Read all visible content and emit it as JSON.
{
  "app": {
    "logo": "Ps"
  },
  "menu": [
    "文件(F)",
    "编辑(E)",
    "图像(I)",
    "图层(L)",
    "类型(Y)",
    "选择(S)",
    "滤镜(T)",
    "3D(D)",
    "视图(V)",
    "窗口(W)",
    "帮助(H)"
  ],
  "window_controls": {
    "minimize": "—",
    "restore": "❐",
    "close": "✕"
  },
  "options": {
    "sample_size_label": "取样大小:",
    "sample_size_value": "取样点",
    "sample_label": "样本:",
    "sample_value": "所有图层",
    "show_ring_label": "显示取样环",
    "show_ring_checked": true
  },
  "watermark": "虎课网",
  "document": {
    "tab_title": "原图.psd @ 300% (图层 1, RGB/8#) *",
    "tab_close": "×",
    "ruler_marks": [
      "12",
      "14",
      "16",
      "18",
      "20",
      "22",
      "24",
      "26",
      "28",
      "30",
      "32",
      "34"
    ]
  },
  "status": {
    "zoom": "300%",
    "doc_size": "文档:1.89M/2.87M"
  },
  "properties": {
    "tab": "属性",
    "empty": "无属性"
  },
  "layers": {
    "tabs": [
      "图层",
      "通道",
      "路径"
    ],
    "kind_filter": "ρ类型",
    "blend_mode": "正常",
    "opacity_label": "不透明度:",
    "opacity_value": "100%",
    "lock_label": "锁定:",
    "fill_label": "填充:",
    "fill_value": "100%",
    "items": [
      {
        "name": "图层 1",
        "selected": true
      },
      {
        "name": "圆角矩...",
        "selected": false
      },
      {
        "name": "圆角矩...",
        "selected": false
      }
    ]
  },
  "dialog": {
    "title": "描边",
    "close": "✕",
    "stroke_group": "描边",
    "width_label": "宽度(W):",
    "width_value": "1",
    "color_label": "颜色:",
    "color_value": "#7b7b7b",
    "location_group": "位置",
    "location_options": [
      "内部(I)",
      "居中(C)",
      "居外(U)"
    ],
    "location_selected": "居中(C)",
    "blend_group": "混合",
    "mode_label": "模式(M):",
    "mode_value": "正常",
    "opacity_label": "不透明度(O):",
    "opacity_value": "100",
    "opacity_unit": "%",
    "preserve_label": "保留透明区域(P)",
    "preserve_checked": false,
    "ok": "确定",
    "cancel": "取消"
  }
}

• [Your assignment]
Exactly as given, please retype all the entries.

• [Response to the exercise]
Read all visible content and emit it as JSON.
{
  "app": {
    "logo": "Ps"
  },
  "menu": [
    "文件(F)",
    "编辑(E)",
    "图像(I)",
    "图层(L)",
    "类型(Y)",
    "选择(S)",
    "滤镜(T)",
    "3D(D)",
    "视图(V)",
    "窗口(W)",
    "帮助(H)"
  ],
  "window_controls": {
    "minimize": "—",
    "restore": "❐",
    "close": "✕"
  },
  "options": {
    "sample_size_label": "取样大小:",
    "sample_size_value": "取样点",
    "sample_label": "样本:",
    "sample_value": "所有图层",
    "show_ring_label": "显示取样环",
    "show_ring_checked": true
  },
  "watermark": "虎课网",
  "document": {
    "tab_title": "原图.psd @ 300% (图层 1, RGB/8#) *",
    "tab_close": "×",
    "ruler_marks": [
      "12",
      "14",
      "16",
      "18",
      "20",
      "22",
      "24",
      "26",
      "28",
      "30",
      "32",
      "34"
    ]
  },
  "status": {
    "zoom": "300%",
    "doc_size": "文档:1.89M/2.87M"
  },
  "properties": {
    "tab": "属性",
    "empty": "无属性"
  },
  "layers": {
    "tabs": [
      "图层",
      "通道",
      "路径"
    ],
    "kind_filter": "ρ类型",
    "blend_mode": "正常",
    "opacity_label": "不透明度:",
    "opacity_value": "100%",
    "lock_label": "锁定:",
    "fill_label": "填充:",
    "fill_value": "100%",
    "items": [
      {
        "name": "图层 1",
        "selected": true
      },
      {
        "name": "圆角矩...",
        "selected": false
      },
      {
        "name": "圆角矩...",
        "selected": false
      }
    ]
  },
  "dialog": {
    "title": "描边",
    "close": "✕",
    "stroke_group": "描边",
    "width_label": "宽度(W):",
    "width_value": "1",
    "color_label": "颜色:",
    "color_value": "#7b7b7b",
    "location_group": "位置",
    "location_options": [
      "内部(I)",
      "居中(C)",
      "居外(U)"
    ],
    "location_selected": "居中(C)",
    "blend_group": "混合",
    "mode_label": "模式(M):",
    "mode_value": "正常",
    "opacity_label": "不透明度(O):",
    "opacity_value": "100",
    "opacity_unit": "%",
    "preserve_label": "保留透明区域(P)",
    "preserve_checked": false,
    "ok": "确定",
    "cancel": "取消"
  }
}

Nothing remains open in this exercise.